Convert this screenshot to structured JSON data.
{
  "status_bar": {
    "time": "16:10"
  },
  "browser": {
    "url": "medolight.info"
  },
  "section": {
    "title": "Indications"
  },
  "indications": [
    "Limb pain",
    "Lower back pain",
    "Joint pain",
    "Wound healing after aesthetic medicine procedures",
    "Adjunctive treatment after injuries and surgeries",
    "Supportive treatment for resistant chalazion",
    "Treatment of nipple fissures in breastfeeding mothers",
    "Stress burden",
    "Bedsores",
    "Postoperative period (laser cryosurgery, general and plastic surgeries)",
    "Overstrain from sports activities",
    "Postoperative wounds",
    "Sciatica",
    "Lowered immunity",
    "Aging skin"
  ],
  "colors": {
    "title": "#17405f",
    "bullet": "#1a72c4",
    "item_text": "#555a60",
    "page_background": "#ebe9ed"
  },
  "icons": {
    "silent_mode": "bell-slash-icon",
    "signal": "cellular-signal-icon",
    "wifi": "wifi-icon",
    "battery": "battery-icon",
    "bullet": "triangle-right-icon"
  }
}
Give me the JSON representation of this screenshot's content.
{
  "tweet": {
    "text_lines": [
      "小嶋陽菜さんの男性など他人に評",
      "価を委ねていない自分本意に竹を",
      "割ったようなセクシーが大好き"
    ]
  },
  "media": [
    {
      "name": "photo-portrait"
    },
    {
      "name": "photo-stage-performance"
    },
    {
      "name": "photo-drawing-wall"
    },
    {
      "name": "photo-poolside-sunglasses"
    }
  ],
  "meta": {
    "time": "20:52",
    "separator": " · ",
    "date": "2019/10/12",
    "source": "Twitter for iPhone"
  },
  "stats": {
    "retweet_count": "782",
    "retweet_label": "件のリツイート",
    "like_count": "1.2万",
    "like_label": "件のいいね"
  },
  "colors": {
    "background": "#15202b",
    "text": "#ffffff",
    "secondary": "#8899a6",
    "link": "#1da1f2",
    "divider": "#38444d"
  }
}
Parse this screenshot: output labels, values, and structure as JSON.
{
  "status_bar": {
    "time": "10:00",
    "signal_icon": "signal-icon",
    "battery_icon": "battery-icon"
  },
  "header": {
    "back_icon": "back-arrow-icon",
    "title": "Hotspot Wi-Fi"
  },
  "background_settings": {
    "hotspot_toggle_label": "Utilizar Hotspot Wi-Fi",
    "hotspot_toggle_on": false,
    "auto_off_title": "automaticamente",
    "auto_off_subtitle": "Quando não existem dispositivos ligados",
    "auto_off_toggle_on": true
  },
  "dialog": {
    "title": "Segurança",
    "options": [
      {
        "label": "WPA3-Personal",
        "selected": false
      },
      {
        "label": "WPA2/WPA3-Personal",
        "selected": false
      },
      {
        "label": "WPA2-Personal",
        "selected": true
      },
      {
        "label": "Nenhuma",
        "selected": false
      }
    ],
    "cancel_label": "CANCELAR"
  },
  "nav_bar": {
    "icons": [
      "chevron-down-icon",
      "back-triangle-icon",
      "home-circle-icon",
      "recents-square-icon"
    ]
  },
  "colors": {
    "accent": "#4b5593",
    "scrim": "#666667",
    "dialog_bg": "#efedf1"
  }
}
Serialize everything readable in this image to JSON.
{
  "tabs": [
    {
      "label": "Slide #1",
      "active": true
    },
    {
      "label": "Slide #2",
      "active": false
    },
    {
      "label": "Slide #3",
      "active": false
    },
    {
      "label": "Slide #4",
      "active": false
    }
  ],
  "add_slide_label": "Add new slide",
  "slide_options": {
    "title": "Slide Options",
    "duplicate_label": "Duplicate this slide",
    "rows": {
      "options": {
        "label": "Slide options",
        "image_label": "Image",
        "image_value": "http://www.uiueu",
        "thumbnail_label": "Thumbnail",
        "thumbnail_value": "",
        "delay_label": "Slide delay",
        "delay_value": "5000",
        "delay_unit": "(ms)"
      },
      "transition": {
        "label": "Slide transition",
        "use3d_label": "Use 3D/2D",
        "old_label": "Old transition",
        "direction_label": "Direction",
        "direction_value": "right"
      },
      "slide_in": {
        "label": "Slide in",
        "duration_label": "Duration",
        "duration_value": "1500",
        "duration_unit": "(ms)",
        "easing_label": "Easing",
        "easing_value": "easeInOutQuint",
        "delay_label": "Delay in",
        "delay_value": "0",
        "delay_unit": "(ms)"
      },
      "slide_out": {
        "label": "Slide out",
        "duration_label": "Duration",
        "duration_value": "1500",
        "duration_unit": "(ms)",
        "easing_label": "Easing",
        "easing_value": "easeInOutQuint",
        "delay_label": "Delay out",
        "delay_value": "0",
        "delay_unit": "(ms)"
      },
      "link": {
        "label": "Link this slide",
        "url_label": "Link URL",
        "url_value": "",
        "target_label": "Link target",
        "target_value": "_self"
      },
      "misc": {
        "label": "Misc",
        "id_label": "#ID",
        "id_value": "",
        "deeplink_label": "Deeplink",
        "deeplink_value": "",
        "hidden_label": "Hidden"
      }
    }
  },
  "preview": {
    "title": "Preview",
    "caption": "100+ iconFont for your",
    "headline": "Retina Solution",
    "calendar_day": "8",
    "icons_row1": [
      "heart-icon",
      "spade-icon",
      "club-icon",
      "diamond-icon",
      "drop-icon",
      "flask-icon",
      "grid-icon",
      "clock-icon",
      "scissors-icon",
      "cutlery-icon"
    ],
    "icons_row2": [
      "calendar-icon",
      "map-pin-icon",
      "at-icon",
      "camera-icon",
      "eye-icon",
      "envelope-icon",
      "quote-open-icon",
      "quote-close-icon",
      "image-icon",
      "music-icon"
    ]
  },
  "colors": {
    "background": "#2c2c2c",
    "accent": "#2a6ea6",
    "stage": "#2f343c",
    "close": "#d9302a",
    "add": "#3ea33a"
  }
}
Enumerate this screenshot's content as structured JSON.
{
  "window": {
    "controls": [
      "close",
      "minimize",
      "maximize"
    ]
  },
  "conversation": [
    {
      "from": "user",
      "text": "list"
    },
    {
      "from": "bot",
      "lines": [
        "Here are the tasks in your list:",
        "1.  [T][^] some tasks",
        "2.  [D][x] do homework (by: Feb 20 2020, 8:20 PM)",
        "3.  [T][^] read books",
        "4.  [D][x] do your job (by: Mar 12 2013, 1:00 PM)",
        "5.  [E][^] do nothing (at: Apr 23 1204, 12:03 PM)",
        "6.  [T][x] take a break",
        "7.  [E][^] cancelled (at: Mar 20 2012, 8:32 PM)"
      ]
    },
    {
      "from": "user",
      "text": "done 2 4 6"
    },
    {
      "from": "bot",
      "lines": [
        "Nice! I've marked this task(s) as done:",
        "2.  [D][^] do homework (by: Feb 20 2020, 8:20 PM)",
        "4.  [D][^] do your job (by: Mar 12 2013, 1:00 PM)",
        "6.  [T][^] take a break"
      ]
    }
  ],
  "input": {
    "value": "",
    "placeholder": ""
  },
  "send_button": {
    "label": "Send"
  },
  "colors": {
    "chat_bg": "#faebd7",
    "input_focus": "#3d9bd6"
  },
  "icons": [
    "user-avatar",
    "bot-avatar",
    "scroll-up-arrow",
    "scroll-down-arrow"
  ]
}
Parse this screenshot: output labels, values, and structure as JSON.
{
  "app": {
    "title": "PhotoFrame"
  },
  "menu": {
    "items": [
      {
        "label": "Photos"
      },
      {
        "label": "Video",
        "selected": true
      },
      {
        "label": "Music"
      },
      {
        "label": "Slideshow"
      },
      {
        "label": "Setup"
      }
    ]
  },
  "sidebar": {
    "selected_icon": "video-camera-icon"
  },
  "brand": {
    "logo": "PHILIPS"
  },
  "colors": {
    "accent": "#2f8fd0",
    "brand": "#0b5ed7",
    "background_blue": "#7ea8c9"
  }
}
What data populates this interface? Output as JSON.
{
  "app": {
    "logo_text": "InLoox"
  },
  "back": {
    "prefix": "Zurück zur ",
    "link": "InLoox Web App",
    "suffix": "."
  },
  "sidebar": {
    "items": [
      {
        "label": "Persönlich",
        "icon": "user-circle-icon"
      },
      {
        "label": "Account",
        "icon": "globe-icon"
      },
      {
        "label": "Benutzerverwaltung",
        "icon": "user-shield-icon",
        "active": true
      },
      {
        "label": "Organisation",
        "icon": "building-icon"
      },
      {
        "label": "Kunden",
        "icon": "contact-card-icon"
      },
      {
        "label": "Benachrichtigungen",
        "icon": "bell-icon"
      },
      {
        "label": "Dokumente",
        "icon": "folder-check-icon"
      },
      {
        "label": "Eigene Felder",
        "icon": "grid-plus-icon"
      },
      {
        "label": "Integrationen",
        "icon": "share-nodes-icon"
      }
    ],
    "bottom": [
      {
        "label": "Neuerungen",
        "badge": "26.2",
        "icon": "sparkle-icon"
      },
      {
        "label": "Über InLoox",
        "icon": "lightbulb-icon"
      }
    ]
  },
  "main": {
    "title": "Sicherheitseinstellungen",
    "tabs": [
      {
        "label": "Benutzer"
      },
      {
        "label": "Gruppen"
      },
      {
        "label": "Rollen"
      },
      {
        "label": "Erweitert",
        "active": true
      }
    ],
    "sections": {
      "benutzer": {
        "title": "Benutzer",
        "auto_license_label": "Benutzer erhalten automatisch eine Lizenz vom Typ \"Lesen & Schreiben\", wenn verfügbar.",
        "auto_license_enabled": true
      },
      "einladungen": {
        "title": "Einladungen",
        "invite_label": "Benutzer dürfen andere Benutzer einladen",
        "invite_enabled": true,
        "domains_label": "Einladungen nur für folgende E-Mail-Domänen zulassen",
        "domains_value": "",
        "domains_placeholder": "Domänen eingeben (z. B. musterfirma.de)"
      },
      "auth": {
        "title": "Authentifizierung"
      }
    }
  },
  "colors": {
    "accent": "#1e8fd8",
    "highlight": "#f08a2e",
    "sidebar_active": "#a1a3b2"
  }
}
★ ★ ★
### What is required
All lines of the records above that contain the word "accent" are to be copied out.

### Output for this exercise
    "accent": "#4b5593",
    "accent": "#2a6ea6",
    "accent": "#2f8fd0",
    "accent": "#1e8fd8",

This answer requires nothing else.